Web page and app entries:
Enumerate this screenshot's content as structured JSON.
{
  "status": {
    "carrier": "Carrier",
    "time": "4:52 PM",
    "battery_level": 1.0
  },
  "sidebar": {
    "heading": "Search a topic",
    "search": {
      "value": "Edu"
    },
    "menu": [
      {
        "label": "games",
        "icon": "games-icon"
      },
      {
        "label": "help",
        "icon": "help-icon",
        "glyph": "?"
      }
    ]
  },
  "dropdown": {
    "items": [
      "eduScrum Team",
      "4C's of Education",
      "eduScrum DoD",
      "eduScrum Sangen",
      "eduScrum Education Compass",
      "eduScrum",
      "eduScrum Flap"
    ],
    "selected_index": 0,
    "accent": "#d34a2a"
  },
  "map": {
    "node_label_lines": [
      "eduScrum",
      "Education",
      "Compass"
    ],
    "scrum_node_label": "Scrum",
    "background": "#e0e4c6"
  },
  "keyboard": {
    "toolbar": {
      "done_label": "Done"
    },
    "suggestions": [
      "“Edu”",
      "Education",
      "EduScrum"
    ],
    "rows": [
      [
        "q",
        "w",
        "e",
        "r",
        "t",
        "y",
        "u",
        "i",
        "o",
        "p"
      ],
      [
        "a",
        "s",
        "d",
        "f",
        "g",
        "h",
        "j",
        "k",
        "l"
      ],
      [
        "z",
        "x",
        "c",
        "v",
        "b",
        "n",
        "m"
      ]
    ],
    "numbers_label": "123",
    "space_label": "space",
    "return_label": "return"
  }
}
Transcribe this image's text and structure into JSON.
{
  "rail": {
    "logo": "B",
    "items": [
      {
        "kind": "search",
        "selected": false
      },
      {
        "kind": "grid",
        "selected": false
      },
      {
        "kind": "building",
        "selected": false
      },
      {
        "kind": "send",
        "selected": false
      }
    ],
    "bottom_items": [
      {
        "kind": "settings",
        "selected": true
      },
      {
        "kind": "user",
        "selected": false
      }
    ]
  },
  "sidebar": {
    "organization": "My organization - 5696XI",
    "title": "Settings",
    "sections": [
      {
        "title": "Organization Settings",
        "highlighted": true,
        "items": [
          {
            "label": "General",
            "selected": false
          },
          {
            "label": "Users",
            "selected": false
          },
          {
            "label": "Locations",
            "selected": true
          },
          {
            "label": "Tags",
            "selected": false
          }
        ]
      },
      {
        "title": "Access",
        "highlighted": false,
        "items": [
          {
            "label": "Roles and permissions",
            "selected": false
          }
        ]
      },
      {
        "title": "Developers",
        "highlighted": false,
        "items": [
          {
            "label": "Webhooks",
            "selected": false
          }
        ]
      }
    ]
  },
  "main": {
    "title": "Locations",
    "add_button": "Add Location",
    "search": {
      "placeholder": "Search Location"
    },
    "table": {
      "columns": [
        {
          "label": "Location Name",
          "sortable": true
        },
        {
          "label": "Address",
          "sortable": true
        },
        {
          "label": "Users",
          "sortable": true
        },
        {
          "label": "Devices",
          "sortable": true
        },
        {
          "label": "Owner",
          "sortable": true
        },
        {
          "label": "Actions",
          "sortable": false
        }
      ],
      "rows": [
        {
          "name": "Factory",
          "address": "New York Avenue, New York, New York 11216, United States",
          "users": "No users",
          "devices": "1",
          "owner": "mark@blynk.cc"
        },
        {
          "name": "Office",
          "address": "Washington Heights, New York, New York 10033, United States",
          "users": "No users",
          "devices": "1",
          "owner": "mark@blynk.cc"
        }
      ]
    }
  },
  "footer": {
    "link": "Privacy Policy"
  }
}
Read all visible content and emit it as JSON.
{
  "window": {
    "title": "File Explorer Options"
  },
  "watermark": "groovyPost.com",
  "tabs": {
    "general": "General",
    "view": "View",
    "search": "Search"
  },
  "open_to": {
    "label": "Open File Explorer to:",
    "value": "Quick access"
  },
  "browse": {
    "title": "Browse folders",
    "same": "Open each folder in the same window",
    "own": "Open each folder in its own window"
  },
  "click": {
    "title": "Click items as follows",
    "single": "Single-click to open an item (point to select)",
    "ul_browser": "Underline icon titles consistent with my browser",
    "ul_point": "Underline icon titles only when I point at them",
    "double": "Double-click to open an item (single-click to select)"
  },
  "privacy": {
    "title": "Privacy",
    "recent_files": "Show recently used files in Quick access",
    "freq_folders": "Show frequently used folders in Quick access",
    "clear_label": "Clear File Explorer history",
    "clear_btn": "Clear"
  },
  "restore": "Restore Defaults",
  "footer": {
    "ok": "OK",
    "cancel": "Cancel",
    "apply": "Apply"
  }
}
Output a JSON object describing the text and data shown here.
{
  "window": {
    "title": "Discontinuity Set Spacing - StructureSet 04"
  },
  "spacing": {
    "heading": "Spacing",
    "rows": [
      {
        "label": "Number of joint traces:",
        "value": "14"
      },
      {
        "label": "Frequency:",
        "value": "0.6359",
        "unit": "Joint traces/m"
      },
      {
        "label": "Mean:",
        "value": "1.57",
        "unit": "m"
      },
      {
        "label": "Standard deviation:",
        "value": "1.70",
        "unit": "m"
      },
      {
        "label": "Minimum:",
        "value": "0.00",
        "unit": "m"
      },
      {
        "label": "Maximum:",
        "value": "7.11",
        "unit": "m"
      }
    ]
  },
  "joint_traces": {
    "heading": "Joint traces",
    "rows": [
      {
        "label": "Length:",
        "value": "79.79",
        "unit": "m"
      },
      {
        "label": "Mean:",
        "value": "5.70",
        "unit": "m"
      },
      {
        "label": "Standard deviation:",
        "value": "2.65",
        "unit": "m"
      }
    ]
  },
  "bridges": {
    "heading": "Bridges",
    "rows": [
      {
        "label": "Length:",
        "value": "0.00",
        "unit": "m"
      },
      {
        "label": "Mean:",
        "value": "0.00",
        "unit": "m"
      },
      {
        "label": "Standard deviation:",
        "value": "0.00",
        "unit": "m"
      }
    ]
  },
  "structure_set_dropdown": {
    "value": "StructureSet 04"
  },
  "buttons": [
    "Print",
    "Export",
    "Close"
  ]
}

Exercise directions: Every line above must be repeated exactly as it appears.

Worked solution:
Enumerate this screenshot's content as structured JSON.
{
  "status": {
    "carrier": "Carrier",
    "time": "4:52 PM",
    "battery_level": 1.0
  },
  "sidebar": {
    "heading": "Search a topic",
    "search": {
      "value": "Edu"
    },
    "menu": [
      {
        "label": "games",
        "icon": "games-icon"
      },
      {
        "label": "help",
        "icon": "help-icon",
        "glyph": "?"
      }
    ]
  },
  "dropdown": {
    "items": [
      "eduScrum Team",
      "4C's of Education",
      "eduScrum DoD",
      "eduScrum Sangen",
      "eduScrum Education Compass",
      "eduScrum",
      "eduScrum Flap"
    ],
    "selected_index": 0,
    "accent": "#d34a2a"
  },
  "map": {
    "node_label_lines": [
      "eduScrum",
      "Education",
      "Compass"
    ],
    "scrum_node_label": "Scrum",
    "background": "#e0e4c6"
  },
  "keyboard": {
    "toolbar": {
      "done_label": "Done"
    },
    "suggestions": [
      "“Edu”",
      "Education",
      "EduScrum"
    ],
    "rows": [
      [
        "q",
        "w",
        "e",
        "r",
        "t",
        "y",
        "u",
        "i",
        "o",
        "p"
      ],
      [
        "a",
        "s",
        "d",
        "f",
        "g",
        "h",
        "j",
        "k",
        "l"
      ],
      [
        "z",
        "x",
        "c",
        "v",
        "b",
        "n",
        "m"
      ]
    ],
    "numbers_label": "123",
    "space_label": "space",
    "return_label": "return"
  }
}
Transcribe this image's text and structure into JSON.
{
  "rail": {
    "logo": "B",
    "items": [
      {
        "kind": "search",
        "selected": false
      },
      {
        "kind": "grid",
        "selected": false
      },
      {
        "kind": "building",
        "selected": false
      },
      {
        "kind": "send",
        "selected": false
      }
    ],
    "bottom_items": [
      {
        "kind": "settings",
        "selected": true
      },
      {
        "kind": "user",
        "selected": false
      }
    ]
  },
  "sidebar": {
    "organization": "My organization - 5696XI",
    "title": "Settings",
    "sections": [
      {
        "title": "Organization Settings",
        "highlighted": true,
        "items": [
          {
            "label": "General",
            "selected": false
          },
          {
            "label": "Users",
            "selected": false
          },
          {
            "label": "Locations",
            "selected": true
          },
          {
            "label": "Tags",
            "selected": false
          }
        ]
      },
      {
        "title": "Access",
        "highlighted": false,
        "items": [
          {
            "label": "Roles and permissions",
            "selected": false
          }
        ]
      },
      {
        "title": "Developers",
        "highlighted": false,
        "items": [
          {
            "label": "Webhooks",
            "selected": false
          }
        ]
      }
    ]
  },
  "main": {
    "title": "Locations",
    "add_button": "Add Location",
    "search": {
      "placeholder": "Search Location"
    },
    "table": {
      "columns": [
        {
          "label": "Location Name",
          "sortable": true
        },
        {
          "label": "Address",
          "sortable": true
        },
        {
          "label": "Users",
          "sortable": true
        },
        {
          "label": "Devices",
          "sortable": true
        },
        {
          "label": "Owner",
          "sortable": true
        },
        {
          "label": "Actions",
          "sortable": false
        }
      ],
      "rows": [
        {
          "name": "Factory",
          "address": "New York Avenue, New York, New York 11216, United States",
          "users": "No users",
          "devices": "1",
          "owner": "mark@blynk.cc"
        },
        {
          "name": "Office",
          "address": "Washington Heights, New York, New York 10033, United States",
          "users": "No users",
          "devices": "1",
          "owner": "mark@blynk.cc"
        }
      ]
    }
  },
  "footer": {
    "link": "Privacy Policy"
  }
}
Read all visible content and emit it as JSON.
{
  "window": {
    "title": "File Explorer Options"
  },
  "watermark": "groovyPost.com",
  "tabs": {
    "general": "General",
    "view": "View",
    "search": "Search"
  },
  "open_to": {
    "label": "Open File Explorer to:",
    "value": "Quick access"
  },
  "browse": {
    "title": "Browse folders",
    "same": "Open each folder in the same window",
    "own": "Open each folder in its own window"
  },
  "click": {
    "title": "Click items as follows",
    "single": "Single-click to open an item (point to select)",
    "ul_browser": "Underline icon titles consistent with my browser",
    "ul_point": "Underline icon titles only when I point at them",
    "double": "Double-click to open an item (single-click to select)"
  },
  "privacy": {
    "title": "Privacy",
    "recent_files": "Show recently used files in Quick access",
    "freq_folders": "Show frequently used folders in Quick access",
    "clear_label": "Clear File Explorer history",
    "clear_btn": "Clear"
  },
  "restore": "Restore Defaults",
  "footer": {
    "ok": "OK",
    "cancel": "Cancel",
    "apply": "Apply"
  }
}
Output a JSON object describing the text and data shown here.
{
  "window": {
    "title": "Discontinuity Set Spacing - StructureSet 04"
  },
  "spacing": {
    "heading": "Spacing",
    "rows": [
      {
        "label": "Number of joint traces:",
        "value": "14"
      },
      {
        "label": "Frequency:",
        "value": "0.6359",
        "unit": "Joint traces/m"
      },
      {
        "label": "Mean:",
        "value": "1.57",
        "unit": "m"
      },
      {
        "label": "Standard deviation:",
        "value": "1.70",
        "unit": "m"
      },
      {
        "label": "Minimum:",
        "value": "0.00",
        "unit": "m"
      },
      {
        "label": "Maximum:",
        "value": "7.11",
        "unit": "m"
      }
    ]
  },
  "joint_traces": {
    "heading": "Joint traces",
    "rows": [
      {
        "label": "Length:",
        "value": "79.79",
        "unit": "m"
      },
      {
        "label": "Mean:",
        "value": "5.70",
        "unit": "m"
      },
      {
        "label": "Standard deviation:",
        "value": "2.65",
        "unit": "m"
      }
    ]
  },
  "bridges": {
    "heading": "Bridges",
    "rows": [
      {
        "label": "Length:",
        "value": "0.00",
        "unit": "m"
      },
      {
        "label": "Mean:",
        "value": "0.00",
        "unit": "m"
      },
      {
        "label": "Standard deviation:",
        "value": "0.00",
        "unit": "m"
      }
    ]
  },
  "structure_set_dropdown": {
    "value": "StructureSet 04"
  },
  "buttons": [
    "Print",
    "Export",
    "Close"
  ]
}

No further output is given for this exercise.